(Excerpts from an interface dataset)
*****

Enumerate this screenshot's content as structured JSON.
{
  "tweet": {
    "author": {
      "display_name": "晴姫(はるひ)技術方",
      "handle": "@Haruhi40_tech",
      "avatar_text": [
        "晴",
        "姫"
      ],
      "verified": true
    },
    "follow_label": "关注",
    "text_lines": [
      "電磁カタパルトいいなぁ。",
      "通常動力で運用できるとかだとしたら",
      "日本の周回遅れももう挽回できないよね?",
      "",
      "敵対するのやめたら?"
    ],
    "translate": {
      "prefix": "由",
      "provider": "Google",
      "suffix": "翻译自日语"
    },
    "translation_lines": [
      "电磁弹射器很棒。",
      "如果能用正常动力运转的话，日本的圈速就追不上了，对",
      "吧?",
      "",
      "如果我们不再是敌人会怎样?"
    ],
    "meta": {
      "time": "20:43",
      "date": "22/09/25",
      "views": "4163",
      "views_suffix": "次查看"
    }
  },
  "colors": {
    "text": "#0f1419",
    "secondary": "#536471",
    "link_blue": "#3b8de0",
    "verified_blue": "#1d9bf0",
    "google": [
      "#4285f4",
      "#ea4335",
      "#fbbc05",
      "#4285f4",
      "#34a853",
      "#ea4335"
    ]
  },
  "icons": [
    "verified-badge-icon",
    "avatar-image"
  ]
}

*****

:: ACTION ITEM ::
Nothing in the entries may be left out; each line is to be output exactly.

:: TASK RESPONSE ::
Enumerate this screenshot's content as structured JSON.
{
  "tweet": {
    "author": {
      "display_name": "晴姫(はるひ)技術方",
      "handle": "@Haruhi40_tech",
      "avatar_text": [
        "晴",
        "姫"
      ],
      "verified": true
    },
    "follow_label": "关注",
    "text_lines": [
      "電磁カタパルトいいなぁ。",
      "通常動力で運用できるとかだとしたら",
      "日本の周回遅れももう挽回できないよね?",
      "",
      "敵対するのやめたら?"
    ],
    "translate": {
      "prefix": "由",
      "provider": "Google",
      "suffix": "翻译自日语"
    },
    "translation_lines": [
      "电磁弹射器很棒。",
      "如果能用正常动力运转的话，日本的圈速就追不上了，对",
      "吧?",
      "",
      "如果我们不再是敌人会怎样?"
    ],
    "meta": {
      "time": "20:43",
      "date": "22/09/25",
      "views": "4163",
      "views_suffix": "次查看"
    }
  },
  "colors": {
    "text": "#0f1419",
    "secondary": "#536471",
    "link_blue": "#3b8de0",
    "verified_blue": "#1d9bf0",
    "google": [
      "#4285f4",
      "#ea4335",
      "#fbbc05",
      "#4285f4",
      "#34a853",
      "#ea4335"
    ]
  },
  "icons": [
    "verified-badge-icon",
    "avatar-image"
  ]
}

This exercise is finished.